Cryptocurrency also makes it easier to diversify across payment platforms and demand payments in several smaller amounts paid out to different digital wallets, which again all goes back to making it hard for law enforcement to trace. They can also diversify in terms of the coins and platforms they’re using. The case of the Colonial Pipeline ransomware attack, in which the federal government was able to retrieve $5 million of the payment the company made to their attackers, is a definite exception to the rule – this was a highly unusual and rare incident.
Bad actors are also undoubtedly able to leverage fear, uncertainty and doubt when it comes to cryptocurrency, too. It’s such a comparatively new technology that many people still don’t fully understand it.
More options, more bad actors
Another big trend within this parallel rise is the growth in variety. Back when bad actors relied on wire transfers and left lengthy paper trails behind, there weren’t as many of them. There were just a handful of ransomware operators and just a few “flavors” of ransomware. These days, there are more varieties of ransomware and far more criminal operators, especially when it comes to affiliate programs. Even novice attackers can be successful today by buying Ransomware-as-a-Service (RaaS) and other kit-like tools, which have lowered the bar to entry. At the same time, there’s been a shift toward “VIP” programs or the use of hand-selected partners to commit these major, seven-figure attacks. While it used to be there were hundreds or thousands of affiliates to partner with, now bad actors are being a little pickier for their large targets and ransom demands.
Concurrently, there are new cryptocurrencies being added to the marketplace regularly. While Bitcoin, Dogecoin and Ethereum are probably the three we hear of most often, they’re far from the only options in an increasingly crowded space. As of May 2021, there were more than 10,000 different cryptocurrencies available. That’s a whole lot of options for bad actors looking to fly under the radar when collecting ransom payments.
Putting the brakes on crypto-tied ransomware plots
The cryptocurrency market has certainly seen its ups and downs in the past year, but it doesn’t show any sign of slowing down completely. And the rise of NFTs (non-fungible tokens) goes along with this. Likewise, ransomware shows no signs of stopping. Whether it’s Kaseya, JBS, Colonial Pipeline or the hundreds of incidents that don’t make international headlines each year, ransomware is huge business – and it’s increasingly organized.
How can organizations fight ransomware? The best solution is always prevention. Here are three tactics toward that goal:
Cyber hygiene must be part of board-level conversations, as should training and risk management. Attackers often target high-value assets at organizations, as they have greater access to the network. Those in leadership must be trained to spot malicious tactics and ensure all other employees are trained, too.
Ransomware mitigation strategies must be put in place. These include zero-trust access (ZTA), regular data back-ups to an offsite location, data encryption and immediate patching of vulnerabilities.

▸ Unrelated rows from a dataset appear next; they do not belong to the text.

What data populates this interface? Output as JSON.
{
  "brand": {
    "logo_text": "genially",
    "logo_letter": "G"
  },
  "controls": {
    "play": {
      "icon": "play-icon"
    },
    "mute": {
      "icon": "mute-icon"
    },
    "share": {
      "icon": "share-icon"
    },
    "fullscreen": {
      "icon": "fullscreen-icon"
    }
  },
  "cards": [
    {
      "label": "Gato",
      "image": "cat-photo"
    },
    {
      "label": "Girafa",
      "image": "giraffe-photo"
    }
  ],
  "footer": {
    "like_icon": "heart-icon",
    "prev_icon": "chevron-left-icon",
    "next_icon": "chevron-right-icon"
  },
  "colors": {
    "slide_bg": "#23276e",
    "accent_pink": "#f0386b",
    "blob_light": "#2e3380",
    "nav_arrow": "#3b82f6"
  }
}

Collaboration must be prioritized. More data ensures more effective responses, so share with all internal and external stakeholders, including law enforcement. Sharing intelligence with law enforcement and other global security organizations is the only way to effectively take down cybercrime groups.
Ransomware is everywhere, it seems, in parallel with the growth of cryptocurrency. This isn’t a complete coincidence; bad actors have quickly figured out that cryptocurrency is an ideal vehicle for quickly receiving almost-untraceable ransoms. As usual, they are weaponizing technology that was meant to make things more convenient for people. Yet time-honored security wisdom, coupled with modern tools and international cooperation, can help bring down the cybercrime ecosystem. Use the tactics noted above to ransomware-proof your organization and help others catch their attackers.